China-Japan row simmers as protests enter third day


TOKYO: Japan’s Prime Minister Naoto Kan urged Beijing on Monday to guarantee the safety of Japanese companies and citizens, as a wave of rowdy protests in China sparked by a territorial row entered a third day.
As many as 1,000 anti-Japanese demonstrators took to the streets of Wuhan, the capital of China’s central Hubei province, on Monday, chanting slogans to vent their anger at Tokyo amid a heavy police presence, witnesses said.
Armed police with riot shields also guarded an outlet of Japanese retailer Ito-Yokado in Chengdu, Sichuan, where windows were smashed in a rally Saturday, in one of four anti-Japanese demonstrations at the weekend. The protests, which appeared to have caught Chinese authorities by surprise, were the largest since 2005, when Japan’s then-prime minister Junichiro Koizumi stoked fury by visiting the controversial Yasukuni war shrine in Tokyo.
On the government front, too, tensions between the Asian giants, triggered by Japan’s arrest last month of a Chinese skipper, showed no sign of abating, with Tokyo’s foreign minister labelling Beijing’s reaction “hysterical”. Both nations have sought to arrange a premiers’ summit later this month to ease their worst spat in years, but weekend street protests in both countries highlighted how the issue has inflamed nationalist passions.

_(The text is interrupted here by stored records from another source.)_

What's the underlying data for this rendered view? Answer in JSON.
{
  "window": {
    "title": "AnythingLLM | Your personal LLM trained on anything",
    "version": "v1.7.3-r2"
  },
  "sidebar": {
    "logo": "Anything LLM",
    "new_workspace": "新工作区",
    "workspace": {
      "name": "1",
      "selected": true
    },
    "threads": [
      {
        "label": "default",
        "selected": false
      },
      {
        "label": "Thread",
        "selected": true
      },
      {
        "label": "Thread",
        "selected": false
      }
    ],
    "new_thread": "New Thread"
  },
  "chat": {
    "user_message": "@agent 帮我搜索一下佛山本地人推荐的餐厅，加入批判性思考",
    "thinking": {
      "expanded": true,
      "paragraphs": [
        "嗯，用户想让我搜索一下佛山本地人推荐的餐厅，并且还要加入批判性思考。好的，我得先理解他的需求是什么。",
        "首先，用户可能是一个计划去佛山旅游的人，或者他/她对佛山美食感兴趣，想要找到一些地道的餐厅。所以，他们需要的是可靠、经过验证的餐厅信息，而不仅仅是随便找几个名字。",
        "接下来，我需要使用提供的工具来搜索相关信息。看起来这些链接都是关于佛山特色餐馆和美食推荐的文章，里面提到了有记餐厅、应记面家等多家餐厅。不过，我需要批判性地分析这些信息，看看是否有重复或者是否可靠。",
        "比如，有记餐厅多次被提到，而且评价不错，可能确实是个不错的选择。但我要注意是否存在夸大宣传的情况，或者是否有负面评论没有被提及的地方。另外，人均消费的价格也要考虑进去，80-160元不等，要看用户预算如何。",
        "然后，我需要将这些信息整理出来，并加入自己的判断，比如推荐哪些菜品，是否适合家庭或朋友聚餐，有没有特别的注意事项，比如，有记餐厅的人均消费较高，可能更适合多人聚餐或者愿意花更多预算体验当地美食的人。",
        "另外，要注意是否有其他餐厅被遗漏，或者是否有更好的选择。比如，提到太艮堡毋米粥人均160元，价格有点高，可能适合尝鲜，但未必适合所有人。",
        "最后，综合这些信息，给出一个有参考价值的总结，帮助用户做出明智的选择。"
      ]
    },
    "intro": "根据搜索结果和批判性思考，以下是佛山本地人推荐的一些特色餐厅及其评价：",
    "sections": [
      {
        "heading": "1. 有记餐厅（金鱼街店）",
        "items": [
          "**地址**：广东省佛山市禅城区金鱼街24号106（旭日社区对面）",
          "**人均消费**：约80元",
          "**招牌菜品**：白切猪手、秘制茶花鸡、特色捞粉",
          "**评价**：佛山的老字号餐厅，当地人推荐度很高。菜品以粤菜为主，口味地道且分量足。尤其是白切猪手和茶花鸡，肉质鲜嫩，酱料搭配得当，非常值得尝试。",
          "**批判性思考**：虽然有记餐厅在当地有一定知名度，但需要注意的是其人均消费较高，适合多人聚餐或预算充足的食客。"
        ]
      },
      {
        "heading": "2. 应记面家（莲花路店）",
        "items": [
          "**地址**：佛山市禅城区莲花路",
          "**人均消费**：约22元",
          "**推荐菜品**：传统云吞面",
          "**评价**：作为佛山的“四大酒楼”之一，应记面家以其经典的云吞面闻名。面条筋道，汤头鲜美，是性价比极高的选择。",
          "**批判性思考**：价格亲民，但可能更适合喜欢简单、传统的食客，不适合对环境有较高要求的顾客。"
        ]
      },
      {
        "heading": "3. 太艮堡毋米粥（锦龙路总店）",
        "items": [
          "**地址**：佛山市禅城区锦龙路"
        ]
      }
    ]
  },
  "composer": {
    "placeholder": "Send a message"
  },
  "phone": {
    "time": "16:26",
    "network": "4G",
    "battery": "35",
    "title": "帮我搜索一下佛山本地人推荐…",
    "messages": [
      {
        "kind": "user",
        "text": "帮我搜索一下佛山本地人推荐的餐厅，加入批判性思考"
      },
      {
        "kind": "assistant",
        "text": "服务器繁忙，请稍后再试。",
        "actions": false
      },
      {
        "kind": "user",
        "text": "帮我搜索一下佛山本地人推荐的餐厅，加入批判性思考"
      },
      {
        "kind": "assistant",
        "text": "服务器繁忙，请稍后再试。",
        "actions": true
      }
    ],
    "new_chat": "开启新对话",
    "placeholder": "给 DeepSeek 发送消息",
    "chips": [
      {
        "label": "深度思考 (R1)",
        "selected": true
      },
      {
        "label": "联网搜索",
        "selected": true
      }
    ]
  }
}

Thousands of mostly young Chinese demonstrators took to the streets of at least four cities at the weekend to assert China’s claim to a disputed island chain where the maritime incident six weeks ago kicked off the diplomatic row.
In the protests — apparently organised on the Internet and via text messages following an anti-Chinese rally in Tokyo Saturday — demonstrators smashed windows of Japanese businesses including a Panasonic outlet and an Isetan department store, and attacked Japanese-brand cars, news reports said. Japanese media said the protests broke out mostly in more lightly policed inland cities far from the capital, while political leaders were in Beijing for a communist party congress.

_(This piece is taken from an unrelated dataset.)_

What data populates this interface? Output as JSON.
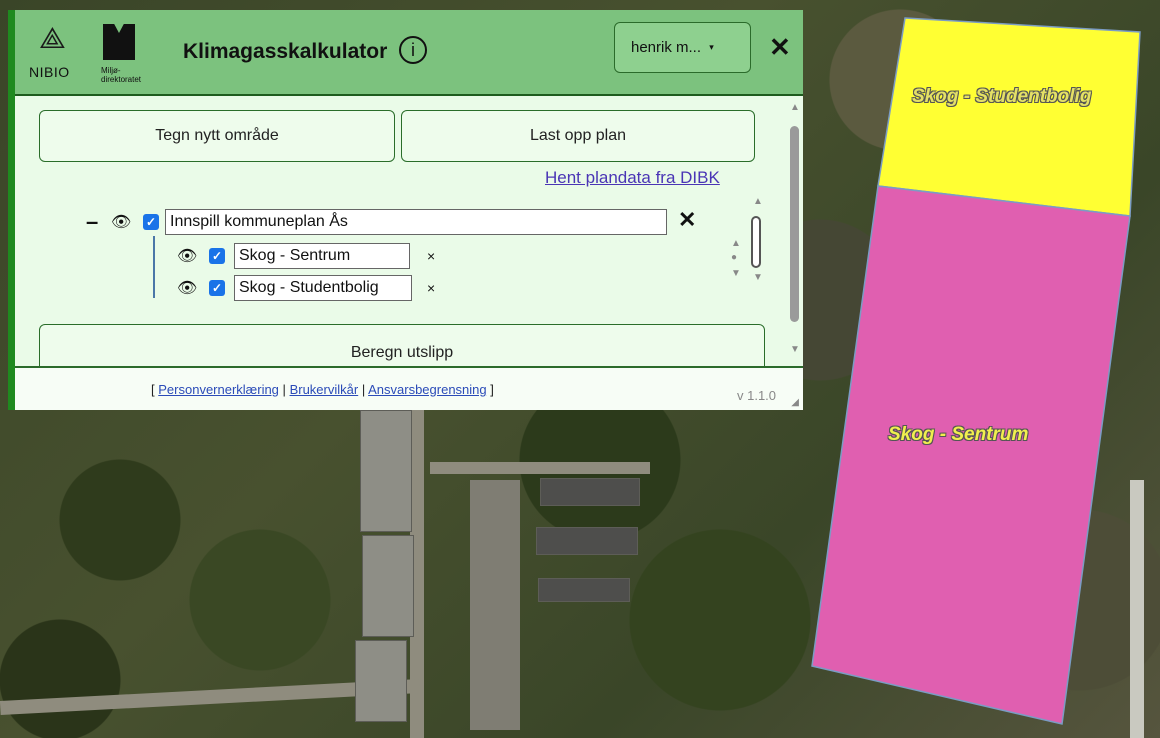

Japan’s Kan said late Monday the government would release video footage of the collisions, although it was not immediately clear whether only parliamentarians or the public would be allowed to see it. During the row China has issued a barrage of protests and angry editorials in state media, while also taking punitive economic steps, including allegedly halting the export of rare earths minerals crucial for high-tech products.

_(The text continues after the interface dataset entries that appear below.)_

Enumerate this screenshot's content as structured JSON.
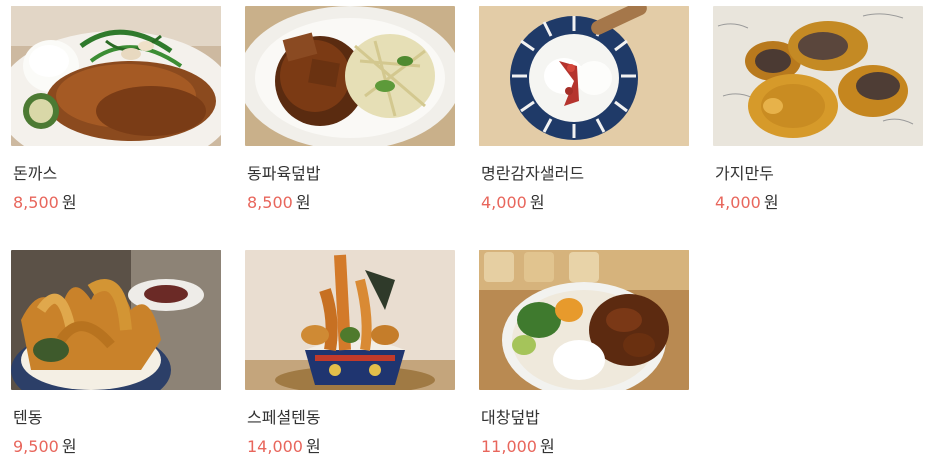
{
  "menu": {
    "items": [
      {
        "name": "돈까스",
        "price": "8,500",
        "unit": "원",
        "photo": "tonkatsu-photo"
      },
      {
        "name": "동파육덮밥",
        "price": "8,500",
        "unit": "원",
        "photo": "dongpayuk-rice-bowl-photo"
      },
      {
        "name": "명란감자샐러드",
        "price": "4,000",
        "unit": "원",
        "photo": "mentaiko-potato-salad-photo"
      },
      {
        "name": "가지만두",
        "price": "4,000",
        "unit": "원",
        "photo": "eggplant-dumpling-photo"
      },
      {
        "name": "텐동",
        "price": "9,500",
        "unit": "원",
        "photo": "tendon-photo"
      },
      {
        "name": "스페셜텐동",
        "price": "14,000",
        "unit": "원",
        "photo": "special-tendon-photo"
      },
      {
        "name": "대창덮밥",
        "price": "11,000",
        "unit": "원",
        "photo": "daechang-rice-bowl-photo"
      }
    ]
  },
  "colors": {
    "price": "#e8665c",
    "text": "#333333"
  }
}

In Beijing, Chinese foreign ministry spokesman Ma Zhaoxu said after Saturday’s protests: “It is understandable that some people expressed their outrage against the recent erroneous words and deeds on the Japanese side.” But, apparently seeking to calm the situation, Ma added: “We maintain that patriotism should be expressed rationally and in line with law. We don’t agree with irrational actions that violate laws and regulations.”